But Ward was certainly not the kind of professional that the Sexual Offences Act was aimed at, the runner of a profitable call-girl racket; his object was not money, but sex for its own sake; the intimate glimpses given by Mr. Charlton leave no doubt of that. “Sex,” indeed, had so long and so deeply obsessed him that his palate had become jaded; hence the “vibro” the whippings, the nude parties, the “four-in-hands,” all of them well-attested variations that added a necessary spice to his every-day, or every-night, enjoyments.

But it was not for indulgences such as these that Ward was being tried, and the criminal element in his behavior, assuming it proved, was so trivial that one hopes that his sentence, if he had lived to receive it, would have been a light one—a possibility that adds a touch of irony to his suicide.

Why, then, was Ward put on his trial? Mr. Kennedy’s answer, and it is an answer very generally accepted, is that he was “a whipping-boy for the humiliations of the Government,” “the scape-goat of the Establishment”; that he suffered for the sins of the Society that he pandered to, the Society that deserted him in his hour of need.

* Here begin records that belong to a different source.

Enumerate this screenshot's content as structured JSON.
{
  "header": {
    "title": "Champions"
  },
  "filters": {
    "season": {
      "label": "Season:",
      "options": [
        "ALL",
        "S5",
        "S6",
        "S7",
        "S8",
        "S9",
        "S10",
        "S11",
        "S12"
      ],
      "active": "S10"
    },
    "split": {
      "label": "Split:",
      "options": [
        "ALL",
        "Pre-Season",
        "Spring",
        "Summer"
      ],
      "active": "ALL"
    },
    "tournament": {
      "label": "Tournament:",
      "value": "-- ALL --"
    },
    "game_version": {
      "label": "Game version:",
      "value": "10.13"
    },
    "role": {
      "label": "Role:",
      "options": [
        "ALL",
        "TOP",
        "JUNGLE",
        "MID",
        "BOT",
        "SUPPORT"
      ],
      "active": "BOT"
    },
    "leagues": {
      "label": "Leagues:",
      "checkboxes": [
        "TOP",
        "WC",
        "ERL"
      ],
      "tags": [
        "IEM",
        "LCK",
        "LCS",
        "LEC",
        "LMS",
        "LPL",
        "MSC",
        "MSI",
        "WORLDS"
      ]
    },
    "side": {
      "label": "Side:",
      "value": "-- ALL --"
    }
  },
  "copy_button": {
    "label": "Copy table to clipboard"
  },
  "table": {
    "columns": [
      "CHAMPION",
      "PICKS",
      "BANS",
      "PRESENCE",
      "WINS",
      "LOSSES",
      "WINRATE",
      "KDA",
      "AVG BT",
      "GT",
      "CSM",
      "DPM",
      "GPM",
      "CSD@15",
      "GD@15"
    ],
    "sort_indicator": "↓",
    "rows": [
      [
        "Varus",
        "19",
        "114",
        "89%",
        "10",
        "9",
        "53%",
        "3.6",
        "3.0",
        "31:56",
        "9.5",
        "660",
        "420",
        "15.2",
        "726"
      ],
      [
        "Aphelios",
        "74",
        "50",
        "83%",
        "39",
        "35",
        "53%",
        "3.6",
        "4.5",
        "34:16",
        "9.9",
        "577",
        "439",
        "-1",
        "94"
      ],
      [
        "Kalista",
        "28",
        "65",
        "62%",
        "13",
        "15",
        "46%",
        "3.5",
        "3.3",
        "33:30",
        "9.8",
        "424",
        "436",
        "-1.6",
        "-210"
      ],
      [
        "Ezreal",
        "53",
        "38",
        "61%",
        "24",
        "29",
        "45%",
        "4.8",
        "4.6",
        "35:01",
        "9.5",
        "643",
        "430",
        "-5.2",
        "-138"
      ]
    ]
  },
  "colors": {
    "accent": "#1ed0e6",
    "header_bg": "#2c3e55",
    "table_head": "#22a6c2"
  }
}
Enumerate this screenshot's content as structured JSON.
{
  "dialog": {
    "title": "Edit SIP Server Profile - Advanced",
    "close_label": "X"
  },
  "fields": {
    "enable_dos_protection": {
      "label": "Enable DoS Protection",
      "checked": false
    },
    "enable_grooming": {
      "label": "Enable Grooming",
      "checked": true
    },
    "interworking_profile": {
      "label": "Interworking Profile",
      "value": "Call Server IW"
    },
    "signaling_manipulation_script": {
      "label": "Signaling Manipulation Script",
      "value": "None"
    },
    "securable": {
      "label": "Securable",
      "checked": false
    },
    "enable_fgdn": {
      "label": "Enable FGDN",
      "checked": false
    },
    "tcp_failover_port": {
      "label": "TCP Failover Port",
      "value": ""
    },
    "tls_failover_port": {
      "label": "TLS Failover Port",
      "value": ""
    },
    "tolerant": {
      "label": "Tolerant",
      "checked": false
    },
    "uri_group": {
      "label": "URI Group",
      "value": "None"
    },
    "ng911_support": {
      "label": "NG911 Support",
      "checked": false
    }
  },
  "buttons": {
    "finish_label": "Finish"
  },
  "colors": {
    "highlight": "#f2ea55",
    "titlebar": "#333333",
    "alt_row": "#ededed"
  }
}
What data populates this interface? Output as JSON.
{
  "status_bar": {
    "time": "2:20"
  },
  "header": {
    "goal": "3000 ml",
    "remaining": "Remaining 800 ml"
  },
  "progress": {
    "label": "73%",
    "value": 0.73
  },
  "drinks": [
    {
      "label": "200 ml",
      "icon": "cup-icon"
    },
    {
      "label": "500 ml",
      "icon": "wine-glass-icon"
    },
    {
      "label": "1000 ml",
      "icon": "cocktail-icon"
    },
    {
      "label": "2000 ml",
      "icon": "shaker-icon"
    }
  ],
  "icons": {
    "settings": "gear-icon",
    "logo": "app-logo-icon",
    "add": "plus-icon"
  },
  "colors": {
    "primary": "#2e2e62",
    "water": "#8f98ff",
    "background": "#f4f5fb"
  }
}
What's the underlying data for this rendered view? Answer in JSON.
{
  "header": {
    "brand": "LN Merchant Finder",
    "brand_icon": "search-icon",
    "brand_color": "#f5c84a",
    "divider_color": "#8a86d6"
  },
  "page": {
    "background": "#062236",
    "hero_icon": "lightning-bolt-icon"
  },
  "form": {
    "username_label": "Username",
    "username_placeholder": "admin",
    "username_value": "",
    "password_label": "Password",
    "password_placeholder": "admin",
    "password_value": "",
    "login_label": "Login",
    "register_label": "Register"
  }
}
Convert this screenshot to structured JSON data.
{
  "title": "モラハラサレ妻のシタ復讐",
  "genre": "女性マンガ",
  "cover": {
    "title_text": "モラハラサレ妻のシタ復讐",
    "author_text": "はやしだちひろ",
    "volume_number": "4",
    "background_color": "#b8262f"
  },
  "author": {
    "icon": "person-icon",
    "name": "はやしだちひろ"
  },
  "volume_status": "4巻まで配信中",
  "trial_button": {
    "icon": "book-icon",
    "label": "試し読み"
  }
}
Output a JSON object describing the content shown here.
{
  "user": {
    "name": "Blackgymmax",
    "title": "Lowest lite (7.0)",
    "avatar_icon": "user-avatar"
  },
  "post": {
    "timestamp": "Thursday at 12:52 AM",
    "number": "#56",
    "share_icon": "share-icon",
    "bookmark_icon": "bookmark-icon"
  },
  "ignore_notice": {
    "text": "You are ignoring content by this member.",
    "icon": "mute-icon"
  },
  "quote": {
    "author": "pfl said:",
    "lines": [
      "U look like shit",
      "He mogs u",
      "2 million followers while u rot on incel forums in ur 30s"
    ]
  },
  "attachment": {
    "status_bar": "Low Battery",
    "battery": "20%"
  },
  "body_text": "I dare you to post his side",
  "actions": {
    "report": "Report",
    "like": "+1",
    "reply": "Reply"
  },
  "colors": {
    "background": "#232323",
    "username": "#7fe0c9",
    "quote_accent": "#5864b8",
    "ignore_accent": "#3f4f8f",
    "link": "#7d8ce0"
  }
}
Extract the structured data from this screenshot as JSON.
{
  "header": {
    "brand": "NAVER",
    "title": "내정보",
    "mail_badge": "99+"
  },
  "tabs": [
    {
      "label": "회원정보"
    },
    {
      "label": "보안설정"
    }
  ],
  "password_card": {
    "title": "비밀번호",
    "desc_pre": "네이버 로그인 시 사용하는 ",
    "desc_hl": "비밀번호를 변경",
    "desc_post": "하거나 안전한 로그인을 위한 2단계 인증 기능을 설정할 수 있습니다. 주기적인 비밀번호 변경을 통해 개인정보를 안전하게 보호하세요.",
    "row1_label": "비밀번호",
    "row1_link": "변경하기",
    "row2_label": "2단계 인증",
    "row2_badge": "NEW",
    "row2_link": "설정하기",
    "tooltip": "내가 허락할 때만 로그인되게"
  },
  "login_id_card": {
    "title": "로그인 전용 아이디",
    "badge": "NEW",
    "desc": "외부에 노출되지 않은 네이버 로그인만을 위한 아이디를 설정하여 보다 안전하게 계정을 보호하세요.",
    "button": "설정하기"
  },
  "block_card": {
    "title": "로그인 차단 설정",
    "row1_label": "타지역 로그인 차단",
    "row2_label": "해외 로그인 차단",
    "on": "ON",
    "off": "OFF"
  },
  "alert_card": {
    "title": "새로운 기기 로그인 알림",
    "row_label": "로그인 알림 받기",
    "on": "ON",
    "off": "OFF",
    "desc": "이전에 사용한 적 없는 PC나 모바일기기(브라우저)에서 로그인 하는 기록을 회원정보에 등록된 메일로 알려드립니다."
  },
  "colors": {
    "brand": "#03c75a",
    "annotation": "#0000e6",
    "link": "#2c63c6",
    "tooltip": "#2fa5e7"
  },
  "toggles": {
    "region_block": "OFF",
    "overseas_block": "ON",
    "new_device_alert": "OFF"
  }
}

That is an easy answer, and one very comforting to critics of “the Establishment,” but it does not quite make sense. For it presupposes a decision taken for political reasons and presumably at the highest level: the Cabinet (one is apparently asked to believe) decided to prosecute in order (to quote Mr. Kennedy) “to help restore the Government’s good name.” One can only say that if the Cabinet (or any other authoritative body) had the issue before it, and decided it on those grounds, they were guilty of a strange miscalculation; for it is hard to see how anybody’s face, least of all the Establishment’s, was to be saved by the washing in public of so much dirty linen, some of it marked with embroidered coronets. No: the true answer to the question appears from Lord Denning’s Report. The decision to investigate Ward’s activities was taken by the Commissioner of Police, and it was forced upon him by anonymous communications alleging that Ward was living on the immoral earnings of girls “and suggesting that he was being protected by his friends in high places.” The investigations so called for disclosed evidence which, to say the least, was (as events proved) adequate to secure a conviction. What would have been said of the authorities if in these circumstances they had failed to prosecute? Surely, that once more the Establishment had closed its ranks, that “Conservative circles” were shielding their protegé, and themselves, from the disclosures that would be bound to follow if he faced an indictment in open court. And who would have been the foremost to launch those charges? The very newspapers, the very politicians, who at the time were clamoring for an inquiry into the affair and now seek to saddle others with the blame for its results. If Ward was a victim of anything other than a concatenation of unfortunate coincidences, he was sacrificed not to the convenience of the Government but to the clamors of its critics, in Parliament and the press. His case is but one more example of the sacrifice of the private life of an individual in the supposed interests of the public; it was his peculiar misfortune that he forfeited not merely privacy but life itself.

This Issue

February 25, 1965